Stop Yelling! Learn how to have Safe Conversations

Volume 1 – No. 3

When we consider what parents need to succeed the list gets long in a hurry. Parents need good jobs, good housing, clean water, good schools, and the list goes on. So, we’ve decided to “start where we are, use what we have, and do what we can do.” Beginning with the relationship between mom and dad. Whether the family is nuclear, blended or extended… relationships matter. What better place to begin than having a safe conversation.

In this article from Forbes magazine our friend Helen Lakelly Hunt is interviewed and explains a simple method of having that safe conversation that leads to well-being. We’ve been friends with Helen and her Husband Harville for years, having worked together in what’s called the healthy relationship movement. Harville developed a relationship wellness model called Imago which millions of people around the world have benefitted from. Bottom line: Relationship education works. Parents can improve their relationship skills one step at a time.

A question to consider when reading this article: How do you see listening?

From Forbes Magazine Ginger Gentile, Contributor October 2022 

Life is full of difficult conversations but most of us have never been trained on how to have a productive conversation to express dissatisfaction with another person, whether it be a co-worker, employer, child, or spouse. As a result, we avoid these conversations or talk about difficult topics in a way that makes us feel attacked or that causes fights with the other person. There is a method to ensure that we protect our valuable relationships and use conflict as a way to grow. Safe Conversations® empowers you to talk without criticism, listen without judgment, and connect beyond differences.

Already over half a million people have been trained in this method, founded by Helen LaKelly Hunt and Harville Hendrix who have been married together for over 40 years. Together, Hunt and Hendrix have been working with couples for decades and their work inspired them to have authored several New York Times best-sellers including Getting the Love You Want, Keeping the Love You Find, and Giving the Love that Heals. “When we fall in love afterward there is a power struggle in the couple, and only by resolving this tension can we have real love,” said Hunt. “People have trouble experiencing differences; it is natural to love and even seek out differences. You can disagree but learn to cooperate.” Political polarization, demonizing of the enemy, and cancel culture have invaded our daily lives.

Younger generations feel lonely due to a lack of relationships while older generations continue to get divorced at high rates. The solution according to Helen is, learn a structured approach to talking about differences, disagreements, and disappointments that make both participants feel safe. “Conflict is growth trying to happen,” says Hunt. “By applying zero negativity and using the three-step process of Safe Conversations, we can learn to approach conflicts with gratitude and wonder, while feeling safe.” Safe Conversations teaches a script to follow, which may feel forced, or unnatural, at first. But that is the point–to teach a radical new way of listening and talking. First, ask if this is an acceptable time to talk about an issue and then you compliment the person who will be receiving the information. Then the person receiving the information repeats everything the giver has said.

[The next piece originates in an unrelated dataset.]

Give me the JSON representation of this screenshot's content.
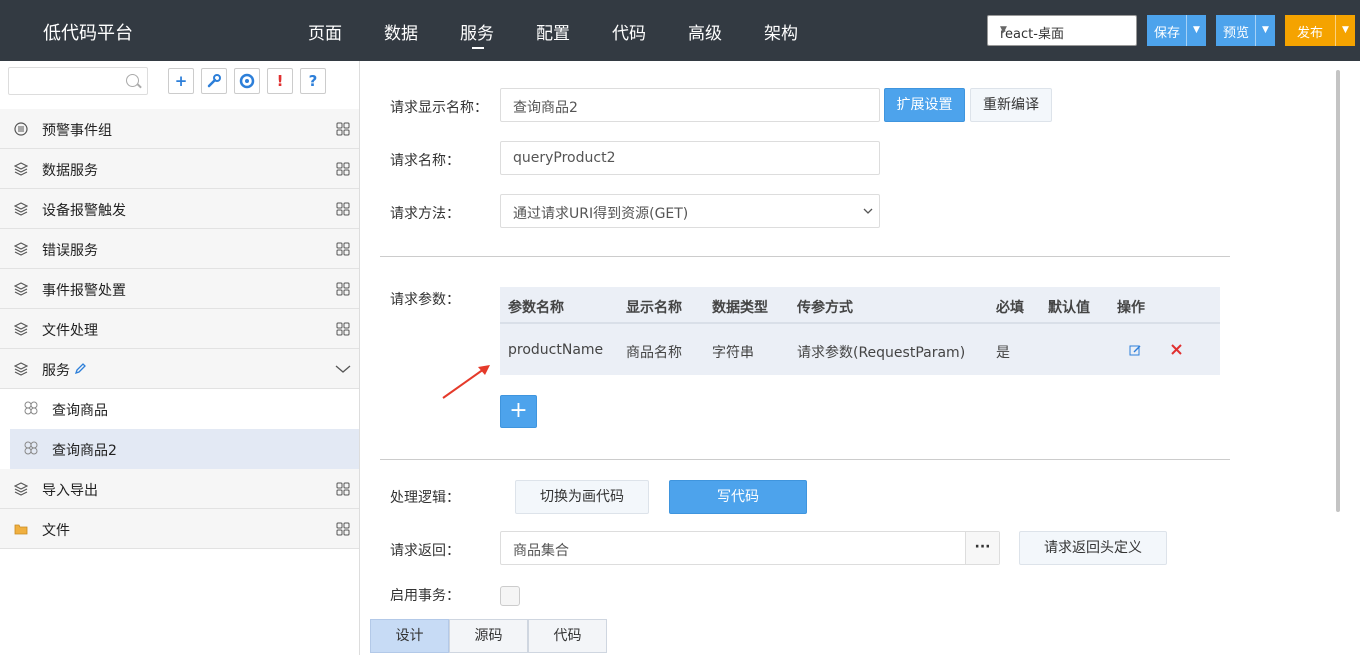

They keep asking “is there more?,” not “did I get everything?” The receiver repeats back what the sender said until they confirm that there isn’t more. The sender also only used “I” statements.Read More “These methods can be practiced by two people who learn them together, but you can bring these techniques into any difficult conversation and create a safe space even if the person receiving the information hasn’t been trained,” said Helen. Here are the top 5 mistakes people make when they are having a difficult conversation.

  1. Violate boundaries by not asking if this is a good time to talk. Instead, ask if this is an ok time, and if it isn’t ask if it is possible to schedule a time in the future.
  2. When someone says something we don’t like we react or replace what we think should have been said. Instead, simply mirror what you are being told. Sometimes all a person needs is to be heard and understood.
  3. Saying “I got it, let me tell you more about me!” Instead, be curious and ask “is there more?” Let the person who needs to send a message be completely heard and understood, you can schedule your own time later.
  4. Using judging words when talking. Instead, simply listen.
  5. Criticizing and offering advice. Instead, focus on making the person feel safe and come up with solutions together.

“We actually only hear 30% of what is being said, at best. This method increases it to 60% The method is stiff on purpose, it is a skill, not a process to play around with. Like tennis,” said Helen. “Listen, don’t evaluate. That is also why our method of Safe Conversations starts with both people simply looking into each other’s eyes and taking a deep breath together.”

The method has been used in work places and the home, and according to the founders has stopped divorces–including one instance where a man actually tore up the divorce papers in front of his wife after using the method only once. It is a method both to feel safe when having difficult conversations but also a way to build bridges and empathy. To feel connection while honoring the space between two different people. Next for Helen and Harville is a program to expand Safe Conversations trainings so millions of people can have these tools and there will be a critical mass in societies around the world who can use them.